A Jeopardy Zelda question’s answers were rejected and broke many a heart!
The Final Jeopardy question: “The title Princess of this game, which launched a best-selling franchise, was named for F.Scott Fitzgerald’s wife.”
Two of the three answers given were the name of the Princess, but not the title of the franchise, ending in them being rejected, and the grins wiped off the faces of their wielders. The real answer, in the form of a question, was “What is The Legend of Zelda,” shifting the lead for the one who got it right.
Apparently the two who got the question wrong hadn’t paid enough attention to its wording.
The game in question, The Legend of Zelda had its start on the Nintendo Entertainment System, the US version of Japan’s Famicom, the console that brought video gaming back from its near-death at the hands of the Atari game E.T.. As previously reported by The Inquisitr, E.T. was such a terrible game that recently a landfill was excavated of the myriad of unsold copies.

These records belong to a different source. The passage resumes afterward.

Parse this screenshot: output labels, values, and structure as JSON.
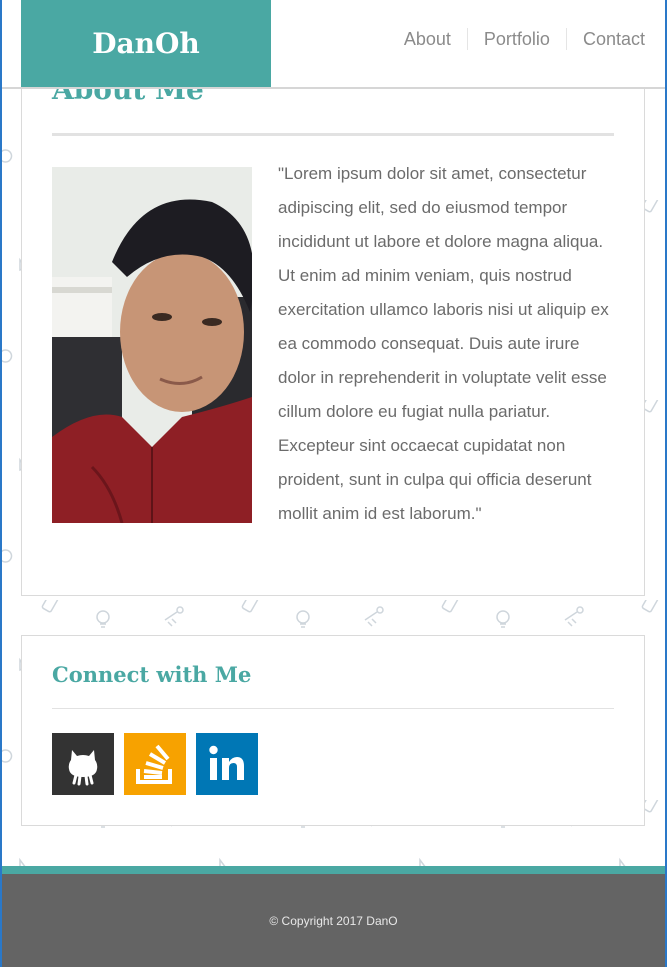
{
  "brand": "DanOh",
  "nav": [
    {
      "label": "About"
    },
    {
      "label": "Portfolio"
    },
    {
      "label": "Contact"
    }
  ],
  "about": {
    "title": "About Me",
    "bio": "\"Lorem ipsum dolor sit amet, consectetur adipiscing elit, sed do eiusmod tempor incididunt ut labore et dolore magna aliqua. Ut enim ad minim veniam, quis nostrud exercitation ullamco laboris nisi ut aliquip ex ea commodo consequat. Duis aute irure dolor in reprehenderit in voluptate velit esse cillum dolore eu fugiat nulla pariatur. Excepteur sint occaecat cupidatat non proident, sunt in culpa qui officia deserunt mollit anim id est laborum.\""
  },
  "connect": {
    "title": "Connect with Me",
    "links": [
      {
        "icon": "github-icon",
        "color": "#333333"
      },
      {
        "icon": "stackoverflow-icon",
        "color": "#f7a200"
      },
      {
        "icon": "linkedin-icon",
        "color": "#0077b5"
      }
    ]
  },
  "footer": {
    "copyright": "© Copyright 2017 DanO"
  },
  "colors": {
    "accent": "#4aa8a3",
    "footer_bg": "#646464"
  }
}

The Jeopardy Zelda question was a no-brainer for those of us who grew up with the interactive hobby, as The Legend of Zelda was also the game that helped make way for other RPG series such as Final Fantasy and Ultima, even possibly inspiring Final Fantasy Adventure, a game that borrowed a lot from The Legend of Zelda‘s gameplay.
The hero of the series, whose name sometimes shares the title with that of the Princess, is an elf-like character named Link. He rarely speaks, and usually grunts if he ever does, except in the case of the badly animated game that coined the phrase, “Well excuuuse me, Princess!” This phrase went on as a recurring joke in the mini-cartoons hosted on the Super Mario Bros. Super Show.
So yes, Alex Trebek really tricked some classic gaming fans with the wording of the Final Jeopardy question.
What do you think of what happened as a result of the Jeopardy Zelda question?